**Records to use**
□ □ □ □ □

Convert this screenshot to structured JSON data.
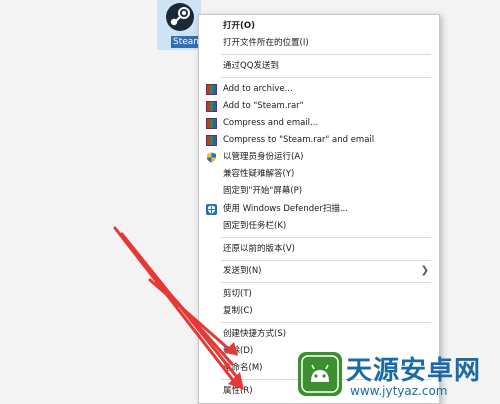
{
  "desktop": {
    "icon_label": "Steam"
  },
  "menu": {
    "items": [
      {
        "label": "打开(O)",
        "bold": true
      },
      {
        "label": "打开文件所在的位置(I)"
      },
      {
        "label": "通过QQ发送到"
      },
      {
        "label": "Add to archive...",
        "icon": "winrar-icon"
      },
      {
        "label": "Add to \"Steam.rar\"",
        "icon": "winrar-icon"
      },
      {
        "label": "Compress and email...",
        "icon": "winrar-icon"
      },
      {
        "label": "Compress to \"Steam.rar\" and email",
        "icon": "winrar-icon"
      },
      {
        "label": "以管理员身份运行(A)",
        "icon": "uac-shield-icon"
      },
      {
        "label": "兼容性疑难解答(Y)"
      },
      {
        "label": "固定到\"开始\"屏幕(P)"
      },
      {
        "label": "使用 Windows Defender扫描...",
        "icon": "windows-defender-icon"
      },
      {
        "label": "固定到任务栏(K)"
      },
      {
        "label": "还原以前的版本(V)"
      },
      {
        "label": "发送到(N)",
        "submenu_icon": "chevron-right-icon"
      },
      {
        "label": "剪切(T)"
      },
      {
        "label": "复制(C)"
      },
      {
        "label": "创建快捷方式(S)"
      },
      {
        "label": "删除(D)"
      },
      {
        "label": "重命名(M)"
      },
      {
        "label": "属性(R)"
      }
    ]
  },
  "watermark": {
    "title": "天源安卓网",
    "url": "www.jytyaz.com"
  },
  "colors": {
    "arrow": "#e53935",
    "watermark": "#1b6aa6"
  }
}
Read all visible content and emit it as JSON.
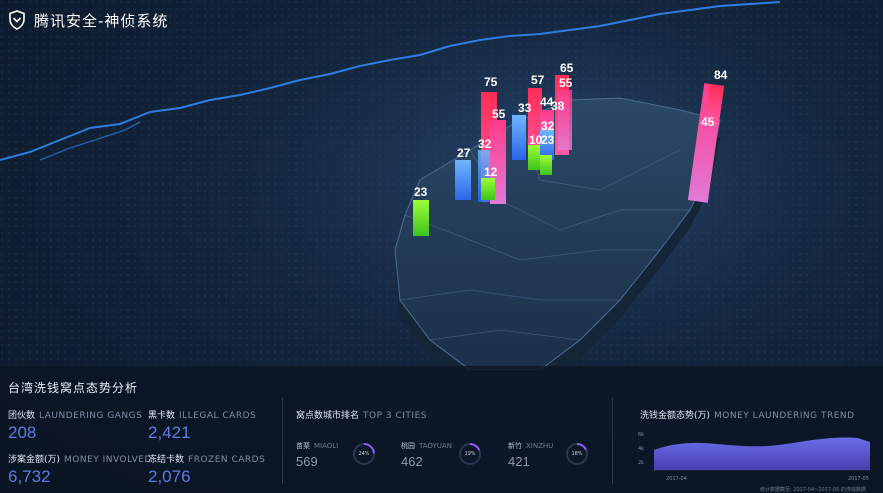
{
  "app": {
    "title": "腾讯安全-神侦系统"
  },
  "map": {
    "bar_values": [
      "75",
      "57",
      "65",
      "55",
      "33",
      "44",
      "38",
      "55",
      "32",
      "10",
      "23",
      "27",
      "32",
      "12",
      "23",
      "84",
      "45"
    ]
  },
  "panel": {
    "title": "台湾洗钱窝点态势分析",
    "stats": [
      {
        "cn": "团伙数",
        "en": "LAUNDERING GANGS",
        "value": "208"
      },
      {
        "cn": "黑卡数",
        "en": "ILLEGAL CARDS",
        "value": "2,421"
      },
      {
        "cn": "涉案金额(万)",
        "en": "MONEY INVOLVED",
        "value": "6,732"
      },
      {
        "cn": "冻结卡数",
        "en": "FROZEN CARDS",
        "value": "2,076"
      }
    ],
    "top_cities": {
      "cn": "窝点数城市排名",
      "en": "TOP 3 CITIES",
      "items": [
        {
          "cn": "苗栗",
          "en": "MIAOLI",
          "value": "569",
          "percent": "24%",
          "fraction": 0.24
        },
        {
          "cn": "桃园",
          "en": "TAOYUAN",
          "value": "462",
          "percent": "19%",
          "fraction": 0.19
        },
        {
          "cn": "新竹",
          "en": "XINZHU",
          "value": "421",
          "percent": "18%",
          "fraction": 0.18
        }
      ]
    },
    "trend": {
      "cn": "洗钱金额态势(万)",
      "en": "MONEY LAUNDERING TREND",
      "y_ticks": [
        "6k",
        "4k",
        "2k"
      ],
      "x_start": "2017-04",
      "x_end": "2017-05"
    },
    "footnote": "统计数据截至: 2017-04~2017-05 的洗钱数据"
  },
  "colors": {
    "accent": "#5d7ce3",
    "ring": "#8b5cf6",
    "coast": "#2f7de0"
  }
}
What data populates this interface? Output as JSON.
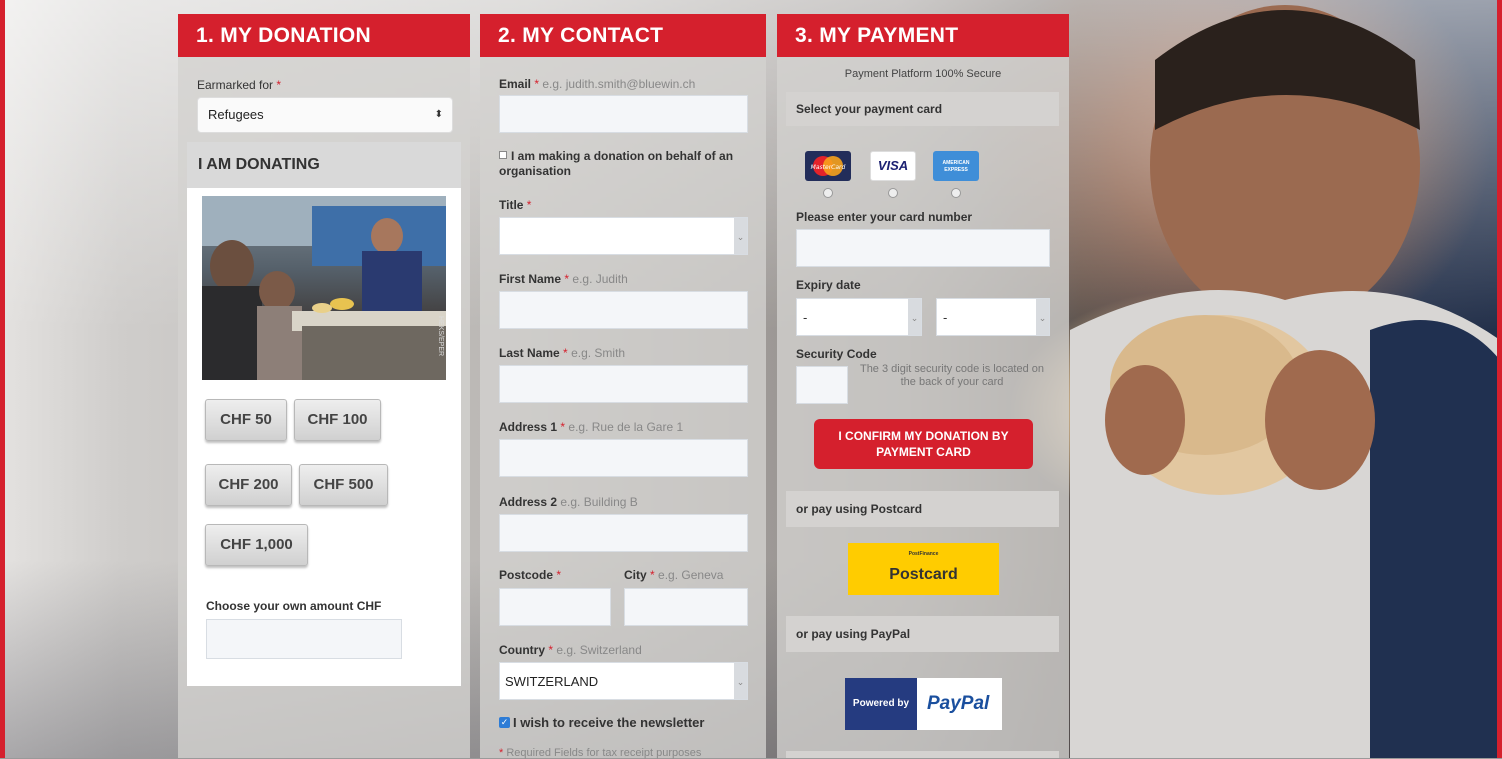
{
  "donation": {
    "header": "1. MY DONATION",
    "earmarked_label": "Earmarked for",
    "required_mark": "*",
    "earmarked_value": "Refugees",
    "donating_title": "I AM DONATING",
    "amounts": [
      "CHF 50",
      "CHF 100",
      "CHF 200",
      "CHF 500",
      "CHF 1,000"
    ],
    "own_amount_label": "Choose your own amount",
    "own_amount_currency": "CHF",
    "photo_credit": "HEKS/EPER"
  },
  "contact": {
    "header": "2. MY CONTACT",
    "email_label": "Email",
    "email_eg": "e.g. judith.smith@bluewin.ch",
    "org_checkbox_label": "I am making a donation on behalf of an organisation",
    "title_label": "Title",
    "first_name_label": "First Name",
    "first_name_eg": "e.g. Judith",
    "last_name_label": "Last Name",
    "last_name_eg": "e.g. Smith",
    "address1_label": "Address 1",
    "address1_eg": "e.g. Rue de la Gare 1",
    "address2_label": "Address 2",
    "address2_eg": "e.g. Building B",
    "postcode_label": "Postcode",
    "city_label": "City",
    "city_eg": "e.g. Geneva",
    "country_label": "Country",
    "country_eg": "e.g. Switzerland",
    "country_value": "SWITZERLAND",
    "newsletter_label": "I wish to receive the newsletter",
    "required_note": "Required Fields for tax receipt purposes",
    "required_mark": "*"
  },
  "payment": {
    "header": "3. MY PAYMENT",
    "secure_note": "Payment Platform 100% Secure",
    "select_card_label": "Select your payment card",
    "cards": [
      "MasterCard",
      "VISA",
      "AMERICAN EXPRESS"
    ],
    "card_number_label": "Please enter your card number",
    "expiry_label": "Expiry date",
    "expiry_month": "-",
    "expiry_year": "-",
    "security_label": "Security Code",
    "security_help": "The 3 digit security code is located on the back of your card",
    "confirm_button": "I CONFIRM MY DONATION BY PAYMENT CARD",
    "postcard_label": "or pay using Postcard",
    "postcard_brand_small": "PostFinance",
    "postcard_brand": "Postcard",
    "paypal_label": "or pay using PayPal",
    "paypal_powered": "Powered by",
    "paypal_brand": "PayPal"
  },
  "colors": {
    "accent": "#d5202d",
    "paypal_blue": "#253b80",
    "postcard_yellow": "#ffcc00"
  }
}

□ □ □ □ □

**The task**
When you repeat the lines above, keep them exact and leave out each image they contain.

**Output for this task**
Convert this screenshot to structured JSON data.
{
  "desktop": {
    "icon_label": "Steam"
  },
  "menu": {
    "items": [
      {
        "label": "打开(O)",
        "bold": true
      },
      {
        "label": "打开文件所在的位置(I)"
      },
      {
        "label": "通过QQ发送到"
      },
      {
        "label": "Add to archive...",
        "icon": "winrar-icon"
      },
      {
        "label": "Add to \"Steam.rar\"",
        "icon": "winrar-icon"
      },
      {
        "label": "Compress and email...",
        "icon": "winrar-icon"
      },
      {
        "label": "Compress to \"Steam.rar\" and email",
        "icon": "winrar-icon"
      },
      {
        "label": "以管理员身份运行(A)",
        "icon": "uac-shield-icon"
      },
      {
        "label": "兼容性疑难解答(Y)"
      },
      {
        "label": "固定到\"开始\"屏幕(P)"
      },
      {
        "label": "使用 Windows Defender扫描...",
        "icon": "windows-defender-icon"
      },
      {
        "label": "固定到任务栏(K)"
      },
      {
        "label": "还原以前的版本(V)"
      },
      {
        "label": "发送到(N)",
        "submenu_icon": "chevron-right-icon"
      },
      {
        "label": "剪切(T)"
      },
      {
        "label": "复制(C)"
      },
      {
        "label": "创建快捷方式(S)"
      },
      {
        "label": "删除(D)"
      },
      {
        "label": "重命名(M)"
      },
      {
        "label": "属性(R)"
      }
    ]
  },
  "watermark": {
    "title": "天源安卓网",
    "url": "www.jytyaz.com"
  },
  "colors": {
    "arrow": "#e53935",
    "watermark": "#1b6aa6"
  }
}
Read all visible content and emit it as JSON.
{
  "app": {
    "title": "腾讯安全-神侦系统"
  },
  "map": {
    "bar_values": [
      "75",
      "57",
      "65",
      "55",
      "33",
      "44",
      "38",
      "55",
      "32",
      "10",
      "23",
      "27",
      "32",
      "12",
      "23",
      "84",
      "45"
    ]
  },
  "panel": {
    "title": "台湾洗钱窝点态势分析",
    "stats": [
      {
        "cn": "团伙数",
        "en": "LAUNDERING GANGS",
        "value": "208"
      },
      {
        "cn": "黑卡数",
        "en": "ILLEGAL CARDS",
        "value": "2,421"
      },
      {
        "cn": "涉案金额(万)",
        "en": "MONEY INVOLVED",
        "value": "6,732"
      },
      {
        "cn": "冻结卡数",
        "en": "FROZEN CARDS",
        "value": "2,076"
      }
    ],
    "top_cities": {
      "cn": "窝点数城市排名",
      "en": "TOP 3 CITIES",
      "items": [
        {
          "cn": "苗栗",
          "en": "MIAOLI",
          "value": "569",
          "percent": "24%",
          "fraction": 0.24
        },
        {
          "cn": "桃园",
          "en": "TAOYUAN",
          "value": "462",
          "percent": "19%",
          "fraction": 0.19
        },
        {
          "cn": "新竹",
          "en": "XINZHU",
          "value": "421",
          "percent": "18%",
          "fraction": 0.18
        }
      ]
    },
    "trend": {
      "cn": "洗钱金额态势(万)",
      "en": "MONEY LAUNDERING TREND",
      "y_ticks": [
        "6k",
        "4k",
        "2k"
      ],
      "x_start": "2017-04",
      "x_end": "2017-05"
    },
    "footnote": "统计数据截至: 2017-04~2017-05 的洗钱数据"
  },
  "colors": {
    "accent": "#5d7ce3",
    "ring": "#8b5cf6",
    "coast": "#2f7de0"
  }
}
What data populates this interface? Output as JSON.
{
  "donation": {
    "header": "1. MY DONATION",
    "earmarked_label": "Earmarked for",
    "required_mark": "*",
    "earmarked_value": "Refugees",
    "donating_title": "I AM DONATING",
    "amounts": [
      "CHF 50",
      "CHF 100",
      "CHF 200",
      "CHF 500",
      "CHF 1,000"
    ],
    "own_amount_label": "Choose your own amount",
    "own_amount_currency": "CHF",
    "photo_credit": "HEKS/EPER"
  },
  "contact": {
    "header": "2. MY CONTACT",
    "email_label": "Email",
    "email_eg": "e.g. judith.smith@bluewin.ch",
    "org_checkbox_label": "I am making a donation on behalf of an organisation",
    "title_label": "Title",
    "first_name_label": "First Name",
    "first_name_eg": "e.g. Judith",
    "last_name_label": "Last Name",
    "last_name_eg": "e.g. Smith",
    "address1_label": "Address 1",
    "address1_eg": "e.g. Rue de la Gare 1",
    "address2_label": "Address 2",
    "address2_eg": "e.g. Building B",
    "postcode_label": "Postcode",
    "city_label": "City",
    "city_eg": "e.g. Geneva",
    "country_label": "Country",
    "country_eg": "e.g. Switzerland",
    "country_value": "SWITZERLAND",
    "newsletter_label": "I wish to receive the newsletter",
    "required_note": "Required Fields for tax receipt purposes",
    "required_mark": "*"
  },
  "payment": {
    "header": "3. MY PAYMENT",
    "secure_note": "Payment Platform 100% Secure",
    "select_card_label": "Select your payment card",
    "cards": [
      "MasterCard",
      "VISA",
      "AMERICAN EXPRESS"
    ],
    "card_number_label": "Please enter your card number",
    "expiry_label": "Expiry date",
    "expiry_month": "-",
    "expiry_year": "-",
    "security_label": "Security Code",
    "security_help": "The 3 digit security code is located on the back of your card",
    "confirm_button": "I CONFIRM MY DONATION BY PAYMENT CARD",
    "postcard_label": "or pay using Postcard",
    "postcard_brand_small": "PostFinance",
    "postcard_brand": "Postcard",
    "paypal_label": "or pay using PayPal",
    "paypal_powered": "Powered by",
    "paypal_brand": "PayPal"
  },
  "colors": {
    "accent": "#d5202d",
    "paypal_blue": "#253b80",
    "postcard_yellow": "#ffcc00"
  }
}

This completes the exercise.